**8. Sequence Models :**

In the context of natural language processing or time series, embeddings can be fed into sequence models like RNNs, LSTMs, or Transformers to capture sequential dependencies.

**Example**: Predicting the next word in a cricket commentary.

**9. Content Generation :**

Embeddings can be used in generative models to produce new content.

**Example**: Generate commentary text based on the style of a particular batsman.

In summary, once you have embeddings, they serve as a dense, continuous representation of your data that captures semantic relationships. This representation can be leveraged in numerous ways, from simple similarity calculations to complex deep learning models.

**Mentee : **I've got prepared a summary table for IPL teams which looks like this :

Can I say each row is a vector embedding for a given team?

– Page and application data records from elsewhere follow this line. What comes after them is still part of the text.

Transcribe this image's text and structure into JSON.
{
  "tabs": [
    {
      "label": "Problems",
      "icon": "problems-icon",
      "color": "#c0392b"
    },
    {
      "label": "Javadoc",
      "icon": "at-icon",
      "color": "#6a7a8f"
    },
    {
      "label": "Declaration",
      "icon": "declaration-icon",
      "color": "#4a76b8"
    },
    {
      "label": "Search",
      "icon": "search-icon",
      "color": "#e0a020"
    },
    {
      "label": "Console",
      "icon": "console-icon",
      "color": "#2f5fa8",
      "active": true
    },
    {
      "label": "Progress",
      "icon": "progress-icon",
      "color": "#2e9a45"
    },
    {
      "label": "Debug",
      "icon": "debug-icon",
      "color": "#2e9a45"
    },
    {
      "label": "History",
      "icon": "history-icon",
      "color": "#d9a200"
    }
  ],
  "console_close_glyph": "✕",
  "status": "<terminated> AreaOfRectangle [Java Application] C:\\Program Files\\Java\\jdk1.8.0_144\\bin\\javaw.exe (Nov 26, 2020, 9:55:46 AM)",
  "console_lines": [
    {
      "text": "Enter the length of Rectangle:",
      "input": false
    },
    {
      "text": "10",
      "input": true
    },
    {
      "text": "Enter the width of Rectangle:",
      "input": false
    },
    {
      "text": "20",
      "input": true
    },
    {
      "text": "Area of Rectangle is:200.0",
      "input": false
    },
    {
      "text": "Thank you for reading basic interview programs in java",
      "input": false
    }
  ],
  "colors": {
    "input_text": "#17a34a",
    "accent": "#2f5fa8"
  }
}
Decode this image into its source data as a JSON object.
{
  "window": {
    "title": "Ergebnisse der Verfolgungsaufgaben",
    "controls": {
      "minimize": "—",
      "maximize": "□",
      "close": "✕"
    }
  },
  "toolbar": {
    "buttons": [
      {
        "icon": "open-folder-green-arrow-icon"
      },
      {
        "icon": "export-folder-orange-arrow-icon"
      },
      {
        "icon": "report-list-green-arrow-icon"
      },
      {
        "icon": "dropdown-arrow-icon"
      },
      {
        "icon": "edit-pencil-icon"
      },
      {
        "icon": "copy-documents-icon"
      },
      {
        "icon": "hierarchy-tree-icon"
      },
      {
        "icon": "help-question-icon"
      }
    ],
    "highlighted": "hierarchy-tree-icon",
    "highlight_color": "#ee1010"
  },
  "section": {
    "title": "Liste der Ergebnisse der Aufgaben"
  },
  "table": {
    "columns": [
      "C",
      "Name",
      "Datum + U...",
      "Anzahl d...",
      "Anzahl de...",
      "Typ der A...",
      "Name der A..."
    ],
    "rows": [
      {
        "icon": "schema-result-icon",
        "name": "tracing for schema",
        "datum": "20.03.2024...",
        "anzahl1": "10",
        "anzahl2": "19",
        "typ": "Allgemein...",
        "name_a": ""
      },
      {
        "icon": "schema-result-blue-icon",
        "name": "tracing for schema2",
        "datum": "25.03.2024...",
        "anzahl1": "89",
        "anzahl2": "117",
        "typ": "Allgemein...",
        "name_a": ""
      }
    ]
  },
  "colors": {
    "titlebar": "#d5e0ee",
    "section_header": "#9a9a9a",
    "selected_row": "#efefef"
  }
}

**Mentor **: Yes, you can say that each row is a vector representation for a given team based on the provided features (like runs made, top 3 batting average, wickets lost, etc.). However, a couple of clarifications are in order :

1. **Nature of the Vector**: In the table you've provided, each row is essentially a feature vector for the team, derived directly from raw data or computed statistics. This is different from embeddings which are often derived from more complex processes (like neural networks, matrix factorization, etc.) and aim to capture deeper, often non-linear relationships in the data.

2. **Dimensionality**: The dimensionality of the vector is defined by the number of features you have. In your table, each team is represented as a 6-dimensional vector.

3. **Normalization**: Before using these vectors in many machine learning algorithms, you might consider normalizing or standardizing the values, especially if you're going to measure distances or similarities between the vectors. This ensures that no particular feature dominates the others simply because of its scale.

4. **Embeddings vs. Feature Vectors**: While the terms are sometimes used interchangeably, "embeddings" typically refer to vectors that have been learned or derived in order to capture semantic relationships, often in a lower-dimensional space than the original feature set. On the other hand, the rows in your table are more straightforward feature vectors based on raw or aggregated statistics.

That said, the concept is similar: each team is represented as a point in a multi-dimensional space, and the position of that point is determined by the team's performance metrics. This representation allows for comparison, clustering, and other analyses based on the provided features.

**Mentee : **Thank you Mentor, this was insightful. I learnt something new today :)